**Work to be completed**: Look through the data below, tally the lines where "chushin" occurs, and write the total alone.

**Exercise materials**:

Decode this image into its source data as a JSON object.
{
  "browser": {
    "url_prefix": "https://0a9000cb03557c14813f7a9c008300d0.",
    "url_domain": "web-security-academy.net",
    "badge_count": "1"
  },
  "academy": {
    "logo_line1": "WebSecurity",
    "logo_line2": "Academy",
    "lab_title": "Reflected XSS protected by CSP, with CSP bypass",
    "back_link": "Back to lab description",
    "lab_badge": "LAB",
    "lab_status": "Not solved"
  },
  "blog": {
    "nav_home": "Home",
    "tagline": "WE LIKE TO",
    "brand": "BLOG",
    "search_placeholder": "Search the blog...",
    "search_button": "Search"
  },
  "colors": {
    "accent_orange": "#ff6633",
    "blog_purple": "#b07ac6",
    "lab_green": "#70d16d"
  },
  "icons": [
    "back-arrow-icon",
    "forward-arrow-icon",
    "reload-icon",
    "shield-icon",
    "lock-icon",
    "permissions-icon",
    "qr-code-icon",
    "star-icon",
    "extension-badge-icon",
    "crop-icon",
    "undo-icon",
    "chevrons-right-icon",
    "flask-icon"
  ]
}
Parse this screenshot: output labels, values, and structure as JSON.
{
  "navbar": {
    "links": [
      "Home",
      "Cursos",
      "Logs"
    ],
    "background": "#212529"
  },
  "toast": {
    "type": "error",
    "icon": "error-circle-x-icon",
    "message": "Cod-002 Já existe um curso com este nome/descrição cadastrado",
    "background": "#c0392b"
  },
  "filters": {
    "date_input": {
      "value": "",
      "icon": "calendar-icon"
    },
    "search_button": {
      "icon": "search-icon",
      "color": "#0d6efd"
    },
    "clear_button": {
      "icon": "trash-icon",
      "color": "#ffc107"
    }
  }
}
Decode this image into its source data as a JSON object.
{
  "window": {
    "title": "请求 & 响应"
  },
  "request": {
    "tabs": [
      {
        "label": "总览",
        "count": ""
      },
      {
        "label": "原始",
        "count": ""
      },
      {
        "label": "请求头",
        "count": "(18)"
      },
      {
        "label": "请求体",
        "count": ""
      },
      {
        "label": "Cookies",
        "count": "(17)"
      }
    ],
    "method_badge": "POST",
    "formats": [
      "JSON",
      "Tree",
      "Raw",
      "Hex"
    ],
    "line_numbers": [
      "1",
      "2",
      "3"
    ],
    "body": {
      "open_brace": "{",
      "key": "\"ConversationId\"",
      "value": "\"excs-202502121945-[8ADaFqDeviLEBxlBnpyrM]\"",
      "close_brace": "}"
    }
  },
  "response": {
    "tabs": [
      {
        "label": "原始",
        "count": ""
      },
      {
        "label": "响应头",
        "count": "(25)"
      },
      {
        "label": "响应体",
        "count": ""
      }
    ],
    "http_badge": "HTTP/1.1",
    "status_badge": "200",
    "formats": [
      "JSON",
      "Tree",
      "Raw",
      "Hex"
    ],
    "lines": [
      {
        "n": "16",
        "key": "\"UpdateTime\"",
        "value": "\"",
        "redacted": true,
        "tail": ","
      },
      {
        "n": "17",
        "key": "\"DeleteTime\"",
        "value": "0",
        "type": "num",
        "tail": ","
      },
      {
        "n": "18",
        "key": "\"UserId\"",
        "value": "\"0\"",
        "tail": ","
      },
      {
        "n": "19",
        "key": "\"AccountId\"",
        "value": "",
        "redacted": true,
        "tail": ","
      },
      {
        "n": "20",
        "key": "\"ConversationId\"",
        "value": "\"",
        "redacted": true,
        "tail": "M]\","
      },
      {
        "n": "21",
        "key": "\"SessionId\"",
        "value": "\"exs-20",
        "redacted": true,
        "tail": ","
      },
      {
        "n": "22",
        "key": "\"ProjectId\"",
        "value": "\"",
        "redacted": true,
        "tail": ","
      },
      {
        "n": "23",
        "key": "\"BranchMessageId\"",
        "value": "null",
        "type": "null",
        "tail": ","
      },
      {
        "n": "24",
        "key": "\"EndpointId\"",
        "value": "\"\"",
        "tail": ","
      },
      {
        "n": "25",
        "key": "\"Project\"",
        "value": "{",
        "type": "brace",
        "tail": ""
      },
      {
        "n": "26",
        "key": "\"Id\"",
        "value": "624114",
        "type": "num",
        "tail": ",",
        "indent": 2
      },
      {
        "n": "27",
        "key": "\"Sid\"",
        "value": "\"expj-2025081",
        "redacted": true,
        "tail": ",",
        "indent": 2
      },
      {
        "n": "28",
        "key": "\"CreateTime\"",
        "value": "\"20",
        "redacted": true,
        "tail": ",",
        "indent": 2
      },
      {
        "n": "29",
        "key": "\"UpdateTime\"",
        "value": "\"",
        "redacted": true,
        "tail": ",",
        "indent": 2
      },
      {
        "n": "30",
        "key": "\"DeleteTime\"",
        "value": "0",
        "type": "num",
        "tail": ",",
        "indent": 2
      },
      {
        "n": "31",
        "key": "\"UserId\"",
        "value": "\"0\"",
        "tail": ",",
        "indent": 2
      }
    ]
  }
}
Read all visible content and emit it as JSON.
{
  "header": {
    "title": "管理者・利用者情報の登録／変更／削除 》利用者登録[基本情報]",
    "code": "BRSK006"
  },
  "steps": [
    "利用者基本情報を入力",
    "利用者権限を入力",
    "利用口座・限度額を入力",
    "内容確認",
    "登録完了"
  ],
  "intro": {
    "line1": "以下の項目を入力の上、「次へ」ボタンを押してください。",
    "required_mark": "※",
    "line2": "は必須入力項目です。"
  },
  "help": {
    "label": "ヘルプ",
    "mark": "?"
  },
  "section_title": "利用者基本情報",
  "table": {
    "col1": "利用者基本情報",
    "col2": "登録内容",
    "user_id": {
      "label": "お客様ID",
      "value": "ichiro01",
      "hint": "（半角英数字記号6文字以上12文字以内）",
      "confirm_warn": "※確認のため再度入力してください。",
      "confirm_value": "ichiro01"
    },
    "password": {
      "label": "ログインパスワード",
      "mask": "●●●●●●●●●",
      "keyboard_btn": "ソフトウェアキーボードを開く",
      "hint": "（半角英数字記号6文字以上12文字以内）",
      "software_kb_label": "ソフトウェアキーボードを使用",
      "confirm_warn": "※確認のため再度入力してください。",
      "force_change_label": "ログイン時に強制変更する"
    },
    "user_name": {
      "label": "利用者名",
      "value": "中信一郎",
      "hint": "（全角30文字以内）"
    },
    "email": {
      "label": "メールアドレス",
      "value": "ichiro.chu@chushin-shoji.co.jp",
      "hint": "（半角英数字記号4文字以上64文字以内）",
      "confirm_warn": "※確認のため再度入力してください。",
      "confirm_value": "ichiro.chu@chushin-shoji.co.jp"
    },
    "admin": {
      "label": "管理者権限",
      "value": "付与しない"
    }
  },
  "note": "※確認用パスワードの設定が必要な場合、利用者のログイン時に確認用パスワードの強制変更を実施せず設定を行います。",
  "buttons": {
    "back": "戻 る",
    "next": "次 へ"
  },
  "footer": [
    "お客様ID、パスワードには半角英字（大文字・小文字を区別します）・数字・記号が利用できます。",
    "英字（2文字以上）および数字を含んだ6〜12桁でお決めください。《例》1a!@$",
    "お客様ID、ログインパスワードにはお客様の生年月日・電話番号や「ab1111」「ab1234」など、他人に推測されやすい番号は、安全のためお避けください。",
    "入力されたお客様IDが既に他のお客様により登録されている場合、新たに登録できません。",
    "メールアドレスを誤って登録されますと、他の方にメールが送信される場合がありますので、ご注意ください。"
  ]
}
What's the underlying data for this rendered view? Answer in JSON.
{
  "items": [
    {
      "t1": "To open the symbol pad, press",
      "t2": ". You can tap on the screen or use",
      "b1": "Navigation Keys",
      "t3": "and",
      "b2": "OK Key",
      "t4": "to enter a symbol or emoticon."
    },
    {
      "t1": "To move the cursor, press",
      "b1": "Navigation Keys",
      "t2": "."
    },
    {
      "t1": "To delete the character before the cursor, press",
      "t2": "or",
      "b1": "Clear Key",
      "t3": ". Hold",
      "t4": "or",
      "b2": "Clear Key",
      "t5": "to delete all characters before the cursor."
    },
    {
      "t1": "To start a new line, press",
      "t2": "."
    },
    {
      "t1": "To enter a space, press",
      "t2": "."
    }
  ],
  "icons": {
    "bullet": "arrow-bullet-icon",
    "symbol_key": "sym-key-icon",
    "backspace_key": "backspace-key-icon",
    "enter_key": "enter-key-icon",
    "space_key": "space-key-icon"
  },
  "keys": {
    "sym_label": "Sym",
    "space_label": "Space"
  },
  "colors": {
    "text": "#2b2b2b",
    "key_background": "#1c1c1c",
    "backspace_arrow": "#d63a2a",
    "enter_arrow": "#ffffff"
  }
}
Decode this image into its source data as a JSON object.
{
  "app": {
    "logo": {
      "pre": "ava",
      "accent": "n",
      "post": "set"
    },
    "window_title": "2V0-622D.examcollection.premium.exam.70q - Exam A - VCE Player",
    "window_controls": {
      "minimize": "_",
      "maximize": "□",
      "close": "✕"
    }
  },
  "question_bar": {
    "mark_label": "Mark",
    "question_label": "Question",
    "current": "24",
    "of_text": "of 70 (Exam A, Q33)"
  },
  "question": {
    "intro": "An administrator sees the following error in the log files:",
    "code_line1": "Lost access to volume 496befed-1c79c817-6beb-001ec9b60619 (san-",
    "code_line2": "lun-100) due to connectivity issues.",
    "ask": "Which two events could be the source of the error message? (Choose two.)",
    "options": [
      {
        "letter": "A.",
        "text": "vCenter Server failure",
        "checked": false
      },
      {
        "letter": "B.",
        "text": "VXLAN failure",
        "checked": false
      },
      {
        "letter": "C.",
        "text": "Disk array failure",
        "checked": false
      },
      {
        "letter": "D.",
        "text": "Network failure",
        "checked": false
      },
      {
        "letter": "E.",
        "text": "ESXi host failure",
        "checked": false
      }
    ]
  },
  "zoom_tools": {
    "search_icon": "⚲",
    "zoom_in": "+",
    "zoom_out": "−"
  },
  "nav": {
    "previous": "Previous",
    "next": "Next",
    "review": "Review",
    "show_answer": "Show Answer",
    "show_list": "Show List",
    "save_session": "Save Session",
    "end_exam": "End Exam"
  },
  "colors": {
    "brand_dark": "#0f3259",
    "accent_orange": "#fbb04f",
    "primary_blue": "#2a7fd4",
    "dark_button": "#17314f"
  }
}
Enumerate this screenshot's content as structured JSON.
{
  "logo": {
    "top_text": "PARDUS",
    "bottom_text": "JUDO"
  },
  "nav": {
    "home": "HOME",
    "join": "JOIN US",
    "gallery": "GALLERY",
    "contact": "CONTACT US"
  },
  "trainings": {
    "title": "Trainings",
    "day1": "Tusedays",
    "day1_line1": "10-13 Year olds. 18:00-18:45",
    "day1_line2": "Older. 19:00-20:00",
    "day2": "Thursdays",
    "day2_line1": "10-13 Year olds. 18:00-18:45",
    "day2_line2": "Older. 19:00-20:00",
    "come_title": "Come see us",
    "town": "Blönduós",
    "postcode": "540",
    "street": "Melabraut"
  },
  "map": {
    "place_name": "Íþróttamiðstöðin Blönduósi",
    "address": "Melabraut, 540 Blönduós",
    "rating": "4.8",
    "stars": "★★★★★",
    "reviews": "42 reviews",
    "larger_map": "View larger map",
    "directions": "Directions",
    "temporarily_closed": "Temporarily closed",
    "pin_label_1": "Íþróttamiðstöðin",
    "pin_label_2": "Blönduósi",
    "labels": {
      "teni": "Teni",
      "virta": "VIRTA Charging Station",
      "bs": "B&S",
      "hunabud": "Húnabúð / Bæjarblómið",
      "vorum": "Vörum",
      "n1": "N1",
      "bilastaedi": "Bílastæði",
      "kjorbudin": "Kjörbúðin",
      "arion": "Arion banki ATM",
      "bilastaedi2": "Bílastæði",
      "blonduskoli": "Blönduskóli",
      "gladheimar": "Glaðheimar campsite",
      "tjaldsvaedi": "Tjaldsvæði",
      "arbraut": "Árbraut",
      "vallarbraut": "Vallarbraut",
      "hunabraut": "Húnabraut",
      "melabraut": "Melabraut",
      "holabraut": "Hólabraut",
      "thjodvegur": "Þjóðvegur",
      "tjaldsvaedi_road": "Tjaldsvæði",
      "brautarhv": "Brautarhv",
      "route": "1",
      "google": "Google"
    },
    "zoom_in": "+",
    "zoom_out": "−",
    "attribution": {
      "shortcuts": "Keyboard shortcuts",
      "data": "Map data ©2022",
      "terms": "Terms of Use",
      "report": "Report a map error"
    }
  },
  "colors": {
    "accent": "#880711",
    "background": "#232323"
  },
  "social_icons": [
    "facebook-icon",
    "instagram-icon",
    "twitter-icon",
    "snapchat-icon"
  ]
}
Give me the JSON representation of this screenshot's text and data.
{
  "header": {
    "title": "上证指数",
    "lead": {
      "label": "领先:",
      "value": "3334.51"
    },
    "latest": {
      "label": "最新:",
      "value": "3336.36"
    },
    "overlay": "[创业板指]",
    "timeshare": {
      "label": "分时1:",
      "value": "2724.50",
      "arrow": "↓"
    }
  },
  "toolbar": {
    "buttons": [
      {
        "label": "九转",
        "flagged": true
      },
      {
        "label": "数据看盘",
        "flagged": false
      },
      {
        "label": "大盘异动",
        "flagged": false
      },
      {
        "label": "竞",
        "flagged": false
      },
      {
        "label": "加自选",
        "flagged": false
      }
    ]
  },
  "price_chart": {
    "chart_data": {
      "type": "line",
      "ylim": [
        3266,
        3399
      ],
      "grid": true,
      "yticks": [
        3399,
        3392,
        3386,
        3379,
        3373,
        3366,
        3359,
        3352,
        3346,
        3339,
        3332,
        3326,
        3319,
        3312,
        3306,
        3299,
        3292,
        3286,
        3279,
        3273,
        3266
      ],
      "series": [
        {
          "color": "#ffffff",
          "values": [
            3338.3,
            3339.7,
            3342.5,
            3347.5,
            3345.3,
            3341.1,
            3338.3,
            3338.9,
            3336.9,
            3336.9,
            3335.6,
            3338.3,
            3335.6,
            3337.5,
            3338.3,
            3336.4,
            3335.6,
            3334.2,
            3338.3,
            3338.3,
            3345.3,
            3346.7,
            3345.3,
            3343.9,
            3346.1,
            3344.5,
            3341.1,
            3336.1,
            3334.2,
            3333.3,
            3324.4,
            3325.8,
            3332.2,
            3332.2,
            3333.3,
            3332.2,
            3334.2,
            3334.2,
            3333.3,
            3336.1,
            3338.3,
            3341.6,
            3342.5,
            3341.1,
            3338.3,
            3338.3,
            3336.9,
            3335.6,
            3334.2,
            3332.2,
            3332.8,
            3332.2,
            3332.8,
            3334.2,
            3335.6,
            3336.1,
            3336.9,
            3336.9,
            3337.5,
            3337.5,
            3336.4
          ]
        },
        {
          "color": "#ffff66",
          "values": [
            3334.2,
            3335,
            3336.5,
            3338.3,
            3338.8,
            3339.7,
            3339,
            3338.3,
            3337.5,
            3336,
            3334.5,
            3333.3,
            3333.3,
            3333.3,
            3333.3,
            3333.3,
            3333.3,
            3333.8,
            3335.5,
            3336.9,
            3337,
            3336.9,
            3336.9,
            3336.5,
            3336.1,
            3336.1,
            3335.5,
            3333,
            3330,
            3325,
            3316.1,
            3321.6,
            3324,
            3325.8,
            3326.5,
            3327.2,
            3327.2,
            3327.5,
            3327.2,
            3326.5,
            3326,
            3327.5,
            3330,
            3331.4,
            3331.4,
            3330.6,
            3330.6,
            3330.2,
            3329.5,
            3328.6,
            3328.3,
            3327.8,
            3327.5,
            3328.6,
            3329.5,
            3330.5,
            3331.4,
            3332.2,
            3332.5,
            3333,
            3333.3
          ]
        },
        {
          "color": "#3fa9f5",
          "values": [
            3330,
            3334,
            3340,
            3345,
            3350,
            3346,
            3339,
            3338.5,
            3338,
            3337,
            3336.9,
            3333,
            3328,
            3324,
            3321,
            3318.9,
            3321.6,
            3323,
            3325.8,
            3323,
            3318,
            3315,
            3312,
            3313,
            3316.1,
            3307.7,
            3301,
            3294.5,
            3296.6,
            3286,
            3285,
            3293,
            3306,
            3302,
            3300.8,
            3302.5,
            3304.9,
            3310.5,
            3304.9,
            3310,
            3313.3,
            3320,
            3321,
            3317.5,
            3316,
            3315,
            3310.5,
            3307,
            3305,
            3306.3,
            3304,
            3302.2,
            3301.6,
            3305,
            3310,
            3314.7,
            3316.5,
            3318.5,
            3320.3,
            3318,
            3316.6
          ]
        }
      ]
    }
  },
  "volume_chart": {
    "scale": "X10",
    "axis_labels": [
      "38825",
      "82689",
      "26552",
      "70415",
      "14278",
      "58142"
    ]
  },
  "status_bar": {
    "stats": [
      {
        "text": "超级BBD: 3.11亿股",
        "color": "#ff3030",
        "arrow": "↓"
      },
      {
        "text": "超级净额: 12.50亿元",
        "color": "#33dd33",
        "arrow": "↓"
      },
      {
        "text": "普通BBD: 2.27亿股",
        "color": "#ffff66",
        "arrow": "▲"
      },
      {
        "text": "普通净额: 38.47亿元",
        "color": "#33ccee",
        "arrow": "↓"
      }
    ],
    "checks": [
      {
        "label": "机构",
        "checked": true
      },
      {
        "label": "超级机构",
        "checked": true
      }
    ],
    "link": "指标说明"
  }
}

**Output for this exercise**: 2